[Dataset rows for apps and sites]
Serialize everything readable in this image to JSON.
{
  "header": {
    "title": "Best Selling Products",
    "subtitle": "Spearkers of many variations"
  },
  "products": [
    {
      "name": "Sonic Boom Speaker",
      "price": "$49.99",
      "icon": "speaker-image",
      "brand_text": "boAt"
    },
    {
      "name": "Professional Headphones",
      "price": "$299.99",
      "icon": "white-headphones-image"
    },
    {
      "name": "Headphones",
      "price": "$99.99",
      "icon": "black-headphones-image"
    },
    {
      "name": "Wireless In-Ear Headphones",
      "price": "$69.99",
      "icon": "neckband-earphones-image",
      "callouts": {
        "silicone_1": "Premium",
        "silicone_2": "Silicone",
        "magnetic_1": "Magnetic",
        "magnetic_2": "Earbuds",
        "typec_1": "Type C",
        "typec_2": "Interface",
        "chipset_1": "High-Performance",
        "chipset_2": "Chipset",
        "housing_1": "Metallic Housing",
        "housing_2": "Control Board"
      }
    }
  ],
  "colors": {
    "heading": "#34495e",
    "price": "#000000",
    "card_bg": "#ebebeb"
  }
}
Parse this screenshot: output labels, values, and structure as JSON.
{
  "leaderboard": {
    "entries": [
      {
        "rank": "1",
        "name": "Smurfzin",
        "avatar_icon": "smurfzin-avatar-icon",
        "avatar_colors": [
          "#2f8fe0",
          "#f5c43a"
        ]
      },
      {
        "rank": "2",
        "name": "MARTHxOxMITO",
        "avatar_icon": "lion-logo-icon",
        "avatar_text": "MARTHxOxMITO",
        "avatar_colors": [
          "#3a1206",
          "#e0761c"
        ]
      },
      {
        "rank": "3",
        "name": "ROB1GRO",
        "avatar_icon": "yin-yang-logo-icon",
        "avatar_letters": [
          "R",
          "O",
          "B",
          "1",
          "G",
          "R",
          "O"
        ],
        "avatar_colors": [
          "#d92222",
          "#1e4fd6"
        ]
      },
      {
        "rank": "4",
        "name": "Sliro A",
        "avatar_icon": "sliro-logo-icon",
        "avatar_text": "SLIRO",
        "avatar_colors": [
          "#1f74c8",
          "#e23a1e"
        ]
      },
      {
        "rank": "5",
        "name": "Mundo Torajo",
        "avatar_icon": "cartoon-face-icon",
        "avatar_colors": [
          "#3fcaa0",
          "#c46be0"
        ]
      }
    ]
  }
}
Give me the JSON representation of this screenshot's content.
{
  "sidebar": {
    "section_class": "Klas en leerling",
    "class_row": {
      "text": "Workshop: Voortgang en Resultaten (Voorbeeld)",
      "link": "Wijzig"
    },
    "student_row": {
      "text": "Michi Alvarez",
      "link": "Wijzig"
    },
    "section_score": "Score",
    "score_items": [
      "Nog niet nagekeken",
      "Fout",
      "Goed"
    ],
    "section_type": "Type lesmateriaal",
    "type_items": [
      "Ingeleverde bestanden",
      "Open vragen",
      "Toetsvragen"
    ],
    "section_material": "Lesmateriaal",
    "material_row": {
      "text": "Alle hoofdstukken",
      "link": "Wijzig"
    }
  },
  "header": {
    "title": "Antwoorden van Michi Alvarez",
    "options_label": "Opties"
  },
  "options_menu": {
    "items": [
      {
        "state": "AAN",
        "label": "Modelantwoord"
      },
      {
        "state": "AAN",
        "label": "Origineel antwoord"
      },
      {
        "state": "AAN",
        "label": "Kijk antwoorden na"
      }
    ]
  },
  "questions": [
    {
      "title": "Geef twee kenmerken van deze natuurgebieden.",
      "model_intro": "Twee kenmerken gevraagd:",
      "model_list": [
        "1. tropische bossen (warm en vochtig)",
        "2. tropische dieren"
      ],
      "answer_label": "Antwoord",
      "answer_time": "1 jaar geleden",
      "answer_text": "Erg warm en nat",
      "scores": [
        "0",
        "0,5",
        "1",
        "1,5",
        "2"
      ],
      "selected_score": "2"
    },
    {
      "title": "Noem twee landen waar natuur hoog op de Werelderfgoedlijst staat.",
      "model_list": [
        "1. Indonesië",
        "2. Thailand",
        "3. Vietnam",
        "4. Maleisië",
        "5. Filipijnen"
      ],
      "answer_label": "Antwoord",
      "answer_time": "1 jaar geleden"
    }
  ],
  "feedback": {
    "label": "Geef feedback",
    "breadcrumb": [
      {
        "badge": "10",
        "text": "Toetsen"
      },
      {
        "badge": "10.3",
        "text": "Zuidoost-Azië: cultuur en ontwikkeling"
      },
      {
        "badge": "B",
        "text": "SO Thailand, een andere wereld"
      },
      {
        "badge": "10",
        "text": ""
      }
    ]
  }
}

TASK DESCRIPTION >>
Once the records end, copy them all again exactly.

RESULT OF THE EXERCISE >>
Serialize everything readable in this image to JSON.
{
  "header": {
    "title": "Best Selling Products",
    "subtitle": "Spearkers of many variations"
  },
  "products": [
    {
      "name": "Sonic Boom Speaker",
      "price": "$49.99",
      "icon": "speaker-image",
      "brand_text": "boAt"
    },
    {
      "name": "Professional Headphones",
      "price": "$299.99",
      "icon": "white-headphones-image"
    },
    {
      "name": "Headphones",
      "price": "$99.99",
      "icon": "black-headphones-image"
    },
    {
      "name": "Wireless In-Ear Headphones",
      "price": "$69.99",
      "icon": "neckband-earphones-image",
      "callouts": {
        "silicone_1": "Premium",
        "silicone_2": "Silicone",
        "magnetic_1": "Magnetic",
        "magnetic_2": "Earbuds",
        "typec_1": "Type C",
        "typec_2": "Interface",
        "chipset_1": "High-Performance",
        "chipset_2": "Chipset",
        "housing_1": "Metallic Housing",
        "housing_2": "Control Board"
      }
    }
  ],
  "colors": {
    "heading": "#34495e",
    "price": "#000000",
    "card_bg": "#ebebeb"
  }
}
Parse this screenshot: output labels, values, and structure as JSON.
{
  "leaderboard": {
    "entries": [
      {
        "rank": "1",
        "name": "Smurfzin",
        "avatar_icon": "smurfzin-avatar-icon",
        "avatar_colors": [
          "#2f8fe0",
          "#f5c43a"
        ]
      },
      {
        "rank": "2",
        "name": "MARTHxOxMITO",
        "avatar_icon": "lion-logo-icon",
        "avatar_text": "MARTHxOxMITO",
        "avatar_colors": [
          "#3a1206",
          "#e0761c"
        ]
      },
      {
        "rank": "3",
        "name": "ROB1GRO",
        "avatar_icon": "yin-yang-logo-icon",
        "avatar_letters": [
          "R",
          "O",
          "B",
          "1",
          "G",
          "R",
          "O"
        ],
        "avatar_colors": [
          "#d92222",
          "#1e4fd6"
        ]
      },
      {
        "rank": "4",
        "name": "Sliro A",
        "avatar_icon": "sliro-logo-icon",
        "avatar_text": "SLIRO",
        "avatar_colors": [
          "#1f74c8",
          "#e23a1e"
        ]
      },
      {
        "rank": "5",
        "name": "Mundo Torajo",
        "avatar_icon": "cartoon-face-icon",
        "avatar_colors": [
          "#3fcaa0",
          "#c46be0"
        ]
      }
    ]
  }
}
Give me the JSON representation of this screenshot's content.
{
  "sidebar": {
    "section_class": "Klas en leerling",
    "class_row": {
      "text": "Workshop: Voortgang en Resultaten (Voorbeeld)",
      "link": "Wijzig"
    },
    "student_row": {
      "text": "Michi Alvarez",
      "link": "Wijzig"
    },
    "section_score": "Score",
    "score_items": [
      "Nog niet nagekeken",
      "Fout",
      "Goed"
    ],
    "section_type": "Type lesmateriaal",
    "type_items": [
      "Ingeleverde bestanden",
      "Open vragen",
      "Toetsvragen"
    ],
    "section_material": "Lesmateriaal",
    "material_row": {
      "text": "Alle hoofdstukken",
      "link": "Wijzig"
    }
  },
  "header": {
    "title": "Antwoorden van Michi Alvarez",
    "options_label": "Opties"
  },
  "options_menu": {
    "items": [
      {
        "state": "AAN",
        "label": "Modelantwoord"
      },
      {
        "state": "AAN",
        "label": "Origineel antwoord"
      },
      {
        "state": "AAN",
        "label": "Kijk antwoorden na"
      }
    ]
  },
  "questions": [
    {
      "title": "Geef twee kenmerken van deze natuurgebieden.",
      "model_intro": "Twee kenmerken gevraagd:",
      "model_list": [
        "1. tropische bossen (warm en vochtig)",
        "2. tropische dieren"
      ],
      "answer_label": "Antwoord",
      "answer_time": "1 jaar geleden",
      "answer_text": "Erg warm en nat",
      "scores": [
        "0",
        "0,5",
        "1",
        "1,5",
        "2"
      ],
      "selected_score": "2"
    },
    {
      "title": "Noem twee landen waar natuur hoog op de Werelderfgoedlijst staat.",
      "model_list": [
        "1. Indonesië",
        "2. Thailand",
        "3. Vietnam",
        "4. Maleisië",
        "5. Filipijnen"
      ],
      "answer_label": "Antwoord",
      "answer_time": "1 jaar geleden"
    }
  ],
  "feedback": {
    "label": "Geef feedback",
    "breadcrumb": [
      {
        "badge": "10",
        "text": "Toetsen"
      },
      {
        "badge": "10.3",
        "text": "Zuidoost-Azië: cultuur en ontwikkeling"
      },
      {
        "badge": "B",
        "text": "SO Thailand, een andere wereld"
      },
      {
        "badge": "10",
        "text": ""
      }
    ]
  }
}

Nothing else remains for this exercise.